Peer Assessment in Architecture Education

Peer Assessment in Architecture Education – Brno – ICTPI'14 – Mafalda Teixeira de Sampayo, David Sousa-Rodrigues, Cristian Jimenez-Romero, and Jeffrey Johnson

The role of peer assessment in education has become of particular interest in recent years, mainly because of its potential benefits in improving student’s learning and benefits in time management by allowing teachers and tutors to use their time more efficiently to get the results of student’s assessments quicker. Peer assessment has also relevant in the context of distance learning and massive open online courses (MOOCs).

The discipline of architecture is dominated by an artistic language that has its own way of being discussed and applied.

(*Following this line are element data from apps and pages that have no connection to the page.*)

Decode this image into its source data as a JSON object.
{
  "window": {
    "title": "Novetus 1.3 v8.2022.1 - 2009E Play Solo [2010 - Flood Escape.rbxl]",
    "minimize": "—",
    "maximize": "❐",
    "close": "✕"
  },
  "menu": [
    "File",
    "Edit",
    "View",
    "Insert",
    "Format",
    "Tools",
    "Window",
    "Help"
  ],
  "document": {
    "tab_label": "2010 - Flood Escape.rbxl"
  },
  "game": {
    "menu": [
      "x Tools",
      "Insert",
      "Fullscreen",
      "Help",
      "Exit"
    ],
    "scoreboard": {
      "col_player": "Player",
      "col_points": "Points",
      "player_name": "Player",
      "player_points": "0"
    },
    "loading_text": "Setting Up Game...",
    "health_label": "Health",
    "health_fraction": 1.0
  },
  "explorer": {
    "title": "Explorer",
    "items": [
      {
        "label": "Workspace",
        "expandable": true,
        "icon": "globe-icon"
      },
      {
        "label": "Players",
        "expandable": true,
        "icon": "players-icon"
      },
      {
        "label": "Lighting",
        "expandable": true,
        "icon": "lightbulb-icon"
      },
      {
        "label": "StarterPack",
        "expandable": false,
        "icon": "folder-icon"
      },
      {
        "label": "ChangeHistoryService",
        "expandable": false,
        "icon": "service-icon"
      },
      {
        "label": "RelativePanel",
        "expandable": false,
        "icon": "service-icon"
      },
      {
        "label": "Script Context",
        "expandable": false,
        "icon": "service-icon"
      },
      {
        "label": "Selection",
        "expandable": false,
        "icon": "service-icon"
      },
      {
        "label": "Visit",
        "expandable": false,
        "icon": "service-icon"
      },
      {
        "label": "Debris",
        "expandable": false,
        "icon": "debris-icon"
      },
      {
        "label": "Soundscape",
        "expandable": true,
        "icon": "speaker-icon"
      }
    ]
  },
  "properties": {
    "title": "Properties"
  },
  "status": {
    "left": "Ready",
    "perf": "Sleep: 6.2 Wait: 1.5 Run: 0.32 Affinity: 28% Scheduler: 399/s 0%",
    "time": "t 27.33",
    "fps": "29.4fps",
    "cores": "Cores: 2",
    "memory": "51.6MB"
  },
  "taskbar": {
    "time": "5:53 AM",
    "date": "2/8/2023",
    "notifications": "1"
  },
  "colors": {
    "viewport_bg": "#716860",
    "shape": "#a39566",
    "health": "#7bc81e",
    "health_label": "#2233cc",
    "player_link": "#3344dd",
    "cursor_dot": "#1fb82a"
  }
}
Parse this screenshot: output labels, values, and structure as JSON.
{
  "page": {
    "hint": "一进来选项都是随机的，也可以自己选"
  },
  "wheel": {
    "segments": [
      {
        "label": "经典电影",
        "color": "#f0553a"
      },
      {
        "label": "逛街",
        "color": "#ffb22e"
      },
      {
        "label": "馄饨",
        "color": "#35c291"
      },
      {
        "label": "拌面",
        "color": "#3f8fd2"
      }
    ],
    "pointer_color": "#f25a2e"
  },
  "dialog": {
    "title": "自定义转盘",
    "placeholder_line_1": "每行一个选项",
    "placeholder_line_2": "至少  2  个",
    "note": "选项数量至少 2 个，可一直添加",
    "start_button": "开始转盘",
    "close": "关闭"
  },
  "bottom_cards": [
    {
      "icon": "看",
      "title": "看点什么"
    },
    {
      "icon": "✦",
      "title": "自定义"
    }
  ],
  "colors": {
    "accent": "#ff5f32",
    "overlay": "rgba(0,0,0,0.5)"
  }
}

The architecture project analysis and criticism goes beyond the technical components and programme requirements that need to be fulfilled. Dominating the architecture language is an essential tool in the architect’s toolbox. In this context peer assessment activities can help them develop skills early in their undergraduate education.

In this work we show how peer assessment acts as a formative activity in architecture teaching. Peer assessment leads the students to develop critical and higher order thinking processes that are fundamental for the analysis of architecture projects. The applicability of this strategy to massive open online education systems has to be considered as the heterogeneous and unsupervised environment requires confidence in the usefulness of this approach. To study this we designed a local experiment to investigate the role of peer experiment in architecture teaching.

This experiment showed that students reacted positively to the peer assessment exercise and looked forward to participating when it was announced. Previously to the assessment students felt engaged by the responsibility of marking their colleagues. Subsequently to the first iteration of the peer assessment, professors registered that students used elements of the qualitative assessment in their architecture discourse, and tried to answer the criticisms pointed to their projects by their colleagues. This led their work in directions some hadn’t considered before.

The marks awarded by the students are in good agreement with the final scores awarded by the professors. Only in 5 cases the average score of the peer assessment differed more than 10% from marks given by the professors. It was also observed that the professor’s marks where slightly higher than the average of the peer marking. No correlation was observed between the marks given by a student as marker and the final score given to that student by the professors.

The data produced in this experiment shows peer assessment as a feedback mechanism in the construction of a critical thought process and in the development of an architectural discourse. Also it shows that students tend to mark their colleagues with great accuracy. Both of these results are of great importance for possible application of peer assessment strategies to massive open online courses and distance education.